Let's Read!: Abba's Child

Abba's child
Brennan Manning; NavPress 2002

Of all the spiritual disciplines, I find prayer is the most difficult. I'm not sure why. I can pray for others or for a reason or in a ministry context. Despite the many years of ministry under my belt, there are times when I wonder if God would want to hear from me otherwise. I do not find it hard to read and study His word. I love making time for solitude. And yet, somehow I don't always feel completely safe in His presence.

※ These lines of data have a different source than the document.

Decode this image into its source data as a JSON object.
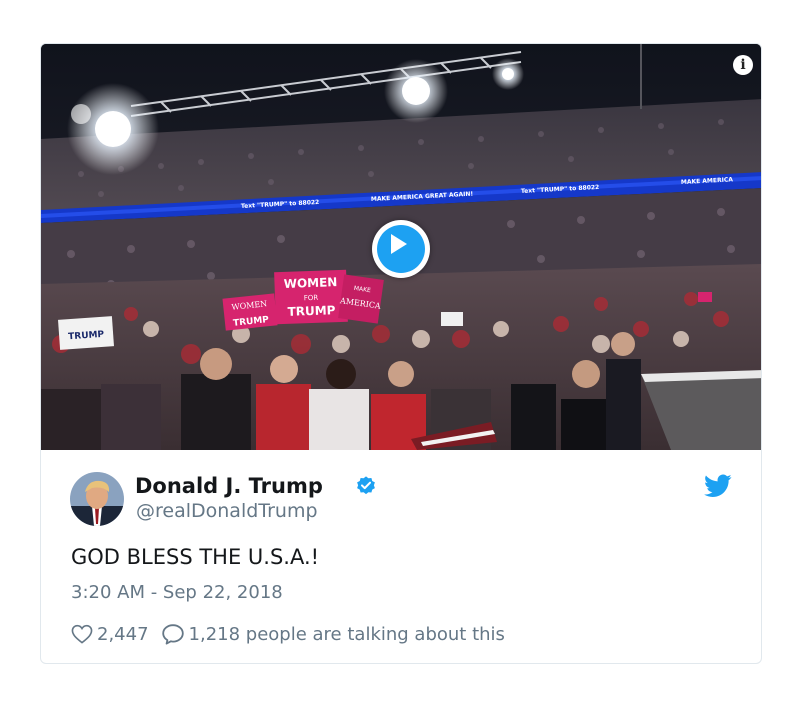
{
  "tweet": {
    "author_name": "Donald J. Trump",
    "author_handle": "@realDonaldTrump",
    "text": "GOD BLESS THE U.S.A.!",
    "timestamp": "3:20 AM - Sep 22, 2018",
    "likes": "2,447",
    "talking": "1,218 people are talking about this",
    "verified": true
  },
  "media": {
    "type": "video",
    "info_icon": "i",
    "signs": {
      "women": "WOMEN",
      "for": "FOR",
      "trump": "TRUMP",
      "trump_left": "TRUMP",
      "make": "MAKE",
      "america": "AMERICA"
    },
    "ribbon_text": [
      "Text \"TRUMP\" to 88022",
      "MAKE AMERICA GREAT AGAIN!",
      "MAKE AMERICA"
    ]
  },
  "icons": {
    "play": "play-icon",
    "info": "info-icon",
    "verified": "verified-badge-icon",
    "brand": "twitter-bird-icon",
    "like": "heart-icon",
    "reply": "speech-bubble-icon"
  },
  "colors": {
    "twitter_blue": "#1da1f2",
    "text_primary": "#14171a",
    "text_secondary": "#657786",
    "border": "#e1e8ed",
    "sign_pink": "#d6246e"
  }
}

All my life, I have never really felt like I belonged anywhere. Or if I did, it was not where I wanted to belong. And so I would try to be what I was not so that I could belong where I wanted to be. I still feel that way today. While I know that God has called us to homeschool and to adopt, I don't always like being pigeon-holed into those communities. Sometimes I wonder why God has led me and our family into such lonely paths. I didn't feel like I belonged anywhere.
I had read one of Brennan Manning's other works, Ruthless Trust, many years ago, and had wanted to read this one as well. I'm not sure what prompted me to purchase a copy this year, but it must have been a God thing. Maybe it's because I have been feeling very alone this year, trying to figure out the complexities of adoption, caring for a special needs child, and still trying to go on with life.
All my life, I have worked for approval, and therefore a good "seat" in the house. Now that I'm not "doing" anything other than toilet training, homeschooling, and managing our home, I do not hear words of appreciation or approval. Sometimes I wonder if God is punishing me for something instead of blessing our family. There are times when I feel that even He has left me to do the work alone.
As with many of his readers, I found the chapter entitled "The Imposter" the most helpful. Being hidden and quiet this year has made me have to face sides of myself I would rather not see. It is easy in the midst of a busy life to feel like you're someone important. When all the fanfare fades away, and all that is left is yourself, it is rather disconcerting to see yourself as you really are. I begin to see my imposter feel antsy, depressed, and hollow.
And yet, this is exactly where Brennan Manning says we need to be. He writes, "The imposter must be called out of hiding, accepted, and embraced. He is an integral part of my total self. Whatever is denied cannot be healed. To acknowledge humbly that I often inhabit an unreal world, that I have trivialized my relationship with God, and that I am driven by vain ambition is the first blow in dismantling my glittering image. The honesty and willingness to stare down the false self dynamites the steel trapdoor of self-deception." (p. 43)
Before I can move ahead with God, I need to acknowledge my imposter---the me who wants to be noticed, the one who wants to belong, the girl who thinks she is the center of the universe. That is a hard thing to do, but as he says, "whatever is denied cannot be healed." Yet, without healing, I will continue to spill out my brokenness on those around me, especially on those I want to love the most.
I wish I could say that this book has revolutionized my life and changed me 180 degrees. Usually it takes me a couple of readings, and this one, while easy to read, is sometimes hard to grasp. Sometimes Brennan Manning's writing is a bit mystical and hard to comprehend, and yet it has tapped something in me that has become buried in the busyness of life.
This is one of those books I will need to revisit, preferably in a quiet place, alone. If you pick this book up, take it with you on vacation and read it at leisure. Soak up the truth that you are Abba's child---loved, treasured, cherished. And as you do, may it give you the courage and hope to walk back into real life, ready to do it all over again, this time with Him by your side.
For with Him, we are never alone.